We also note Strait's record of community service and employment in the legal profession. He has lectured school children and young adults about the dangers of drugs and alcohol. He has also maintained continuous and satisfactory employment with several firms as a law clerk. Strait's application for admission has prompted an outpouring of support from colleagues and former employers who are aware of his history, his recovery, and his present behavior, and who attest to his legal ability and good moral character. Strait's current employer has submitted a letter offering respondent a position as an associate with his law firm on Strait's admission to the bar, and has also volunteered to serve as his proctor.
Based on the evidence in the record establishing that respondent has overcome his dependency on drugs and alcohol, that the addiction was the primary source of his problems with the law, and that his chances for continued sobriety are favorable, we are satisfied that Strait deserves an opportunity to practice law, subject to the conditions prescribed by the Review Panel. Accordingly, we affirm the decision of the Statewide Panel of the Committee on Character.
A Montclair Municipal Court judge has had to deal with legal matters outside his courtroom.
The state’s Office of Attorney Ethics in October of last year filed a formal complaint against Kenneth C. Strait, Jr., who has been the township’s Municipal Court judge since 2013 and is also an attorney with an office in Montclair.
The ethics complaint alleges that Strait in July 2015 double-paid himself $3,000 in fees for a client who he represented in a personal injury matter.
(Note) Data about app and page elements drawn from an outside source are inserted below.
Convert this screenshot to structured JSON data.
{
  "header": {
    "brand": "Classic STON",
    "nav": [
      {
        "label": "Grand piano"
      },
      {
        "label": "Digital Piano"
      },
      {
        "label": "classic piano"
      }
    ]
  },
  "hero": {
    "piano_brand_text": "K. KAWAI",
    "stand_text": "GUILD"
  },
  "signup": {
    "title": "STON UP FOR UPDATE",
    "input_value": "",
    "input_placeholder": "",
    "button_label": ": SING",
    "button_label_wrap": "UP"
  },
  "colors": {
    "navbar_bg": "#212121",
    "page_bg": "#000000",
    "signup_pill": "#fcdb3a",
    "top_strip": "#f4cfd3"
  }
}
The complaint then alleges that the double payment led to him writing a trust account check for $4,060 to another client to try to replace funds taken from that client’s account to make up for the double payment, which Strait claimed to the OAE was done in error.
The complaint goes on to accuse Strait of using the $2,145 to cover “various expenses, including ‘Paychex and a $700 ‘draw made payable to himself.’ ”
The complaint also alleges that in September 2014, Strait took $2,145 from an attorney trust account that he was overseeing for a client, but claimed it was for “fees for a divorce he was to handle.” The complaint notes that Strait was handling a personal injury matter not a divorce for the client in question.
The complaint stemmed from an audit done of Strait’s records.
A disciplinary hearing about the complaint had been scheduled for Sept. 18 but an employee in the Office of Attorney Ethics said that the hearing had been cancelled and was being rescheduled for November.
The OAE's accusations against Strait is not the first time that he has faced disciplinary action from the state. In 2011, when he was then Montclair's municipal prosecutor, Strait was reprimanded by the New Jersey Supreme Court Disciplinary Review Board after he was found to have used the credit card of a client and a longtime friend, and ran it up beyond the $36,000 limit without informing his client.
Strait could be not be reached for comment. A call to Mayor Robert Jackson was not returned for comment.
The court granted the consent on April 2. (Mike Frisch)